Successful unorthodox treatment must include reversal of the damage done to the Arteries as well as a reversal of the plaque forming mechanism that caused the problem in the first place. Chelation therapy has been used very successfully for about forty years to remove the plaque that has accumulated in the Arteries, all of the Arteries simultaneously. It is fast, efficient and economic in approximately 80% of the cases; also, risk is virtually non-existent. Detailed information about Chelation therapy can be obtained from our reference #5 listed below. Once the Arterial plaque is removed by Chelation, Hyperinsulinemia, the systemic disease characterized by the high Insulin levels, must be cured or the Arteries will simply begin the occlusion process all over again. See our page on Hyperinsulinemia for more information on this killer; included there is information on how to avoid it and on how to cure it if you haven't successfully avoided it.

It is important to note that Atherosclerosis reduces, sometimes greatly, the delivery of oxygen and other vital nutrients to the sixty seven trillion or so cells that comprise our body. For this reason many diseases of impaired circulation, some of them potentially fatal, are a direct result of Atherosclerosis.

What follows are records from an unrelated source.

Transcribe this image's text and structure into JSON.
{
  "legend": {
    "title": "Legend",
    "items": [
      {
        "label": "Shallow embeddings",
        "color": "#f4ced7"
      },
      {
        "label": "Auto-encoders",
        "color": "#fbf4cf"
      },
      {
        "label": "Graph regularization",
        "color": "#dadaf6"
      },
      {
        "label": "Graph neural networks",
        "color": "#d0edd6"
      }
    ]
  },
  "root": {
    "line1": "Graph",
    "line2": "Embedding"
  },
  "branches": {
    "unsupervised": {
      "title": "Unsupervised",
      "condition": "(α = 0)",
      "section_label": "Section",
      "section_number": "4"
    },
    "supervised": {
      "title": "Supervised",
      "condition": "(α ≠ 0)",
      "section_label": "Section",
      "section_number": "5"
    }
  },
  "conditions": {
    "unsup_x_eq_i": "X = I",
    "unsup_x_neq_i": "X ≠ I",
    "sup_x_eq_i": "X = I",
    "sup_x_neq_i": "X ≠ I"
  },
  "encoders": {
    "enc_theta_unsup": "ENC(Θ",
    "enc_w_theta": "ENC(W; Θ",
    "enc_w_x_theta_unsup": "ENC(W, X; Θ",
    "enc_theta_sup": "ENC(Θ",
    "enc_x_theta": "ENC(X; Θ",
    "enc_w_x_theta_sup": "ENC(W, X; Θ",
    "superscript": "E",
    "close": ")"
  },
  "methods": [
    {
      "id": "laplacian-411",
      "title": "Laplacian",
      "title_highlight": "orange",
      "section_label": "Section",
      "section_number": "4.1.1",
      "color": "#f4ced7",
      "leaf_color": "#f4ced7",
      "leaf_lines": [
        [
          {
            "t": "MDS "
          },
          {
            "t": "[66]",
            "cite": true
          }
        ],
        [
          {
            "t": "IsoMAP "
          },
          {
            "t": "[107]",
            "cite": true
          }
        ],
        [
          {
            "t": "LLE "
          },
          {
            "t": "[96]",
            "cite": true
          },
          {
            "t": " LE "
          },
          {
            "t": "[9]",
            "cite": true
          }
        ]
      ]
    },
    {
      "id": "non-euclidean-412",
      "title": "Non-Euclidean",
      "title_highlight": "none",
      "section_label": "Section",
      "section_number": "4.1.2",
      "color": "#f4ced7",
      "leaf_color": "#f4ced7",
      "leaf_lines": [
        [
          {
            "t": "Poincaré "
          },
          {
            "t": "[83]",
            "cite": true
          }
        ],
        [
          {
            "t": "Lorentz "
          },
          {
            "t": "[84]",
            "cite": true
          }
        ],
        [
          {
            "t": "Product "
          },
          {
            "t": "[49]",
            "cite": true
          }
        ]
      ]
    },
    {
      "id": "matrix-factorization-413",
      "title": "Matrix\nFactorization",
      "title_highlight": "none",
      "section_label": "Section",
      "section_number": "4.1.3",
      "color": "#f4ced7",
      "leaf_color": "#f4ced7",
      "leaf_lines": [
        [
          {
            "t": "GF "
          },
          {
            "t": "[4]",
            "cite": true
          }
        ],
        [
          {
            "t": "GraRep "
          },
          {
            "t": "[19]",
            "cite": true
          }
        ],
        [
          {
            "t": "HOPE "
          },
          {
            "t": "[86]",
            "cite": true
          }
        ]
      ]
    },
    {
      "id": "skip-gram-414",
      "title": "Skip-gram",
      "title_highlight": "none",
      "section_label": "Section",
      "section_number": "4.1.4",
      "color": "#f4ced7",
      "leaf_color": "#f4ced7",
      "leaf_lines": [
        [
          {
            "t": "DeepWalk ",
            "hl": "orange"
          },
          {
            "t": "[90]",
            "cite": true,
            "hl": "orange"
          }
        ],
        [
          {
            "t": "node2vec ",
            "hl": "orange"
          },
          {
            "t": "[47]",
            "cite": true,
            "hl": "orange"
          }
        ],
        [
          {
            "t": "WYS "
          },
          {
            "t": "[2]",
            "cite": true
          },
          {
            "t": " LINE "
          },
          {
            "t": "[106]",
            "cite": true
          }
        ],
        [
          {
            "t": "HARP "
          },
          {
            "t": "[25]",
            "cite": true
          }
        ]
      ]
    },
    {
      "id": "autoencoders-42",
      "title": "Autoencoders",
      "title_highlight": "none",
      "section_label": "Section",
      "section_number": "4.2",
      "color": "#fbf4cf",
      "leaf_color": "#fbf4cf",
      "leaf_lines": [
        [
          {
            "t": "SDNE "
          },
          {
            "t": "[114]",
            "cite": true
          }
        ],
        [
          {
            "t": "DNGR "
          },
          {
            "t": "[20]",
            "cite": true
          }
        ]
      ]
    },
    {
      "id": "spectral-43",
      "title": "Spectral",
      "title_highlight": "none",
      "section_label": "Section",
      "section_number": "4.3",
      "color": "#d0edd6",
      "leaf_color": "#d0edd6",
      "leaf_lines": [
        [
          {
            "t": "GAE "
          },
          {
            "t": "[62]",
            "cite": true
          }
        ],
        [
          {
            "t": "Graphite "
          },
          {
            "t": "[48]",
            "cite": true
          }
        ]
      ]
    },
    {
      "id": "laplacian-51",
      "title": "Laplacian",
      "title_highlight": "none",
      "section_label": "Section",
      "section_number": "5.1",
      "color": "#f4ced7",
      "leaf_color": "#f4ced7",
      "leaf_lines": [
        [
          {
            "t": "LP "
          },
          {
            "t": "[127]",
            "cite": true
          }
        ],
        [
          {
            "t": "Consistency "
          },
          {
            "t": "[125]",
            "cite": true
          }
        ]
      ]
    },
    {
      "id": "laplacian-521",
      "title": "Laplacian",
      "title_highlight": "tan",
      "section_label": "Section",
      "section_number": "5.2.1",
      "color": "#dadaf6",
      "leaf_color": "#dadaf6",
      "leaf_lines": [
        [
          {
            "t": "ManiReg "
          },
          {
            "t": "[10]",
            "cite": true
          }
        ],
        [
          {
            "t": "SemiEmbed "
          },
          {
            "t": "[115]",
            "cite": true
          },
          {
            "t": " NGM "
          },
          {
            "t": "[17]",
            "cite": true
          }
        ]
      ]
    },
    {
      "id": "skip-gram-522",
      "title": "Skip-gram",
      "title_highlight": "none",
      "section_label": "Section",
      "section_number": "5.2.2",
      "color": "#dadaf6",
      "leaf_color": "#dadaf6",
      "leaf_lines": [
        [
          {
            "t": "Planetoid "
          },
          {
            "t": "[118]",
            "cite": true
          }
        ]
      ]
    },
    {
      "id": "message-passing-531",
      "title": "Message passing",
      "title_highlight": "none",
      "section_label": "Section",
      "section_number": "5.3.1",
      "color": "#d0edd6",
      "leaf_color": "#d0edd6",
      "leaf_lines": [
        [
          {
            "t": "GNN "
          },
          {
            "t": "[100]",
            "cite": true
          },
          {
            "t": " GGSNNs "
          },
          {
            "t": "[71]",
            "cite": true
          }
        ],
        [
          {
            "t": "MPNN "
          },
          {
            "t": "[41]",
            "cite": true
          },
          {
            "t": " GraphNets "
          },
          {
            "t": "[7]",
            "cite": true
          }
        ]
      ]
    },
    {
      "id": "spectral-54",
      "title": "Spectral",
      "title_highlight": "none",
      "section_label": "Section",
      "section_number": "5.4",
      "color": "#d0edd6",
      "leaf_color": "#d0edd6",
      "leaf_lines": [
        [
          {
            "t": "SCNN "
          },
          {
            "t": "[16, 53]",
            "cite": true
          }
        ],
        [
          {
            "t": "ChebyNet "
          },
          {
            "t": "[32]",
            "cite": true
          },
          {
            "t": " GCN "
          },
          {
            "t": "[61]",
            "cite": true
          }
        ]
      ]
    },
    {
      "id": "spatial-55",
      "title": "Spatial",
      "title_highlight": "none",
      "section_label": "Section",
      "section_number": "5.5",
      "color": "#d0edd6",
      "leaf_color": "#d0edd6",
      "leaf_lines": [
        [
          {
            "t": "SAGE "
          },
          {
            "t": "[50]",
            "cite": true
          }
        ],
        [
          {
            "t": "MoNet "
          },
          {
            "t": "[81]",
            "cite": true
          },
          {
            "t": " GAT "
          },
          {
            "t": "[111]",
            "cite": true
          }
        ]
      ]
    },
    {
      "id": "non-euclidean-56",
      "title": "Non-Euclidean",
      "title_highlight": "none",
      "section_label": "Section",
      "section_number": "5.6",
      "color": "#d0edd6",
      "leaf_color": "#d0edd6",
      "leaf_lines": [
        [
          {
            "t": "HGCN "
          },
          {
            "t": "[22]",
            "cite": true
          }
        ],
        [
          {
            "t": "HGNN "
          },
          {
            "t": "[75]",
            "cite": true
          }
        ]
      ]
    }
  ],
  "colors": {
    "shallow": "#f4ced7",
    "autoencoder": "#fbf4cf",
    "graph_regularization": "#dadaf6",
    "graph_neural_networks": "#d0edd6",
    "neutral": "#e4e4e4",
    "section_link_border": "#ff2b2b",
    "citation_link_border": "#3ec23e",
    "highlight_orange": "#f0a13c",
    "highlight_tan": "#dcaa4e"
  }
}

For those who are interested in the source data from which these conclusions are drawn, a starter list of references is included below and much more information is available in our Special Report. There are hundreds of excellent studies available to support the conclusions found in this web page.

References:

  1. Goalstone ML, et al. "Insulin potentiates platelet-derived growth factor action in vascular smooth muscle cells.", Endocrinology 1998 Oct;139(10):4067-4072
  2. Stout RW. "Insulin as a mitogenic factor: role in the pathogenesis of cardiocascular disease.", Am J Med 1991 Feb21;90(2A):62S-65S
  3. Fujii K, et al. "Association between hyperinsulinemia amd intima-media thickness of the carotid artery in normotensive men.", J Hypertens 1997 Feb;15(2):167-172
  4. Agewall S, et al. "Carotid artery wall intima-media thickness is associated with insulin mediated glucose disposal in men at high and low coronary risk.", Stroke 1995 Jun;26(6):956-960
  5. American College for Advancement in Medicine, 23121 Verdugo Drive, suite 204, Laguna Hills, CA 92653 (714) 583-7666 (800) 532-3688 FAX (714) 455-9679

Return to home page